Luke 1:69 And hath raised up an horn of salvation for us in the house of his servant David;

Luke 1:70 As he spake by the mouth of his holy prophets, which have been since the world began:

since the world began. Note that Zacharias, prophesying under divine inspiration (Luke 1:67), said that God's holy prophets have been predicting the coming of the Savior, not just since man has been on the earth, but “since the world began.” There is no room in true history for the alleged 4.6 billion years between the time the world began and man appeared, as evolutionists have tried to persuade people. See also Mark 10:6, Acts 3:21, etc. God's purpose was the creation and redemption of man, and He did not need billions of years of cruel and wasteful evolutionary meandering to accomplish this. The only reason He took six days was to set the pattern for man's six-day work week.

Luke 1:71 That we should be saved from our enemies, and from the hand of all that hate us;

Luke 1:72 To perform the mercy promised to our fathers, and to remember his holy covenant;

Luke 1:73 The oath which he sware to our father Abraham,

Luke 1:74 That he would grant unto us, that we being delivered out of the hand of our enemies might serve him without fear,

Luke 1:75 In holiness and righteousness before him, all the days of our life.

Luke 1:76 And thou, child, shalt be called the prophet of the Highest: for thou shalt go before the face of the Lord to prepare his ways;

Luke 1:77 To give knowledge of salvation unto his people by the remission of their sins,

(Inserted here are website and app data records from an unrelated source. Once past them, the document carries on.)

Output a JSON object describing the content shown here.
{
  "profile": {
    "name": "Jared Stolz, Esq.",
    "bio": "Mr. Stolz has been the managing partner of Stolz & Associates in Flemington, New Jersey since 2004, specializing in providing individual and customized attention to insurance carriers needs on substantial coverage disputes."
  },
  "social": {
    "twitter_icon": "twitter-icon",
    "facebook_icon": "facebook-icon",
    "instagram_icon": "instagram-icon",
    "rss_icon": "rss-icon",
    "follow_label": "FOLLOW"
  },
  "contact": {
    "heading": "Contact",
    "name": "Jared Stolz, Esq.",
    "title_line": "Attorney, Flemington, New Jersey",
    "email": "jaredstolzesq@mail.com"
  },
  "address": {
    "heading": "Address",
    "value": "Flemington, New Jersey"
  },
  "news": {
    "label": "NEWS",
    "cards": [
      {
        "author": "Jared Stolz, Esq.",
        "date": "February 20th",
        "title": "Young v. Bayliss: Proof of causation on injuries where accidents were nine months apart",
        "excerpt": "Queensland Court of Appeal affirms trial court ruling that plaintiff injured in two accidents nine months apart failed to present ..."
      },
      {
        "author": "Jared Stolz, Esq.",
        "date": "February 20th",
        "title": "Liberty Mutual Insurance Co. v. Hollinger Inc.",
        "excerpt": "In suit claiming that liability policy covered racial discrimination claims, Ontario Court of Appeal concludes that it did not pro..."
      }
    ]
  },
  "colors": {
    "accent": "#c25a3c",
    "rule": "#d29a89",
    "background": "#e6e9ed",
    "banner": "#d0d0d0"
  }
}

knowledge of salvation. The preaching of John the Baptist was to prepare the way for Christ (Luke 1:76). In addition, his preaching was true Christian evangelism, for it gave “knowledge of salvation unto His people by the remission of their sins.”

Luke 1:78 Through the tender mercy of our God; whereby the dayspring from on high hath visited us,

dayspring. The “dayspring” is the sunrise, the figure corresponding to Psalm 19:4-5, and speaks of Jesus, “the light of the world” (John 8:12), coming from heaven to dispel the darkness of this world.

Luke 1:79 To give light to them that sit in darkness and in the shadow of death, to guide our feet into the way of peace.

Luke 1:80 And the child grew, and waxed strong in spirit, and was in the deserts till the day of his showing unto Israel.

in the deserts. Despite his priestly station, John (like Elijah) stayed in the desert in preparation for his brief but fruitful ministry just before Christ was to begin His.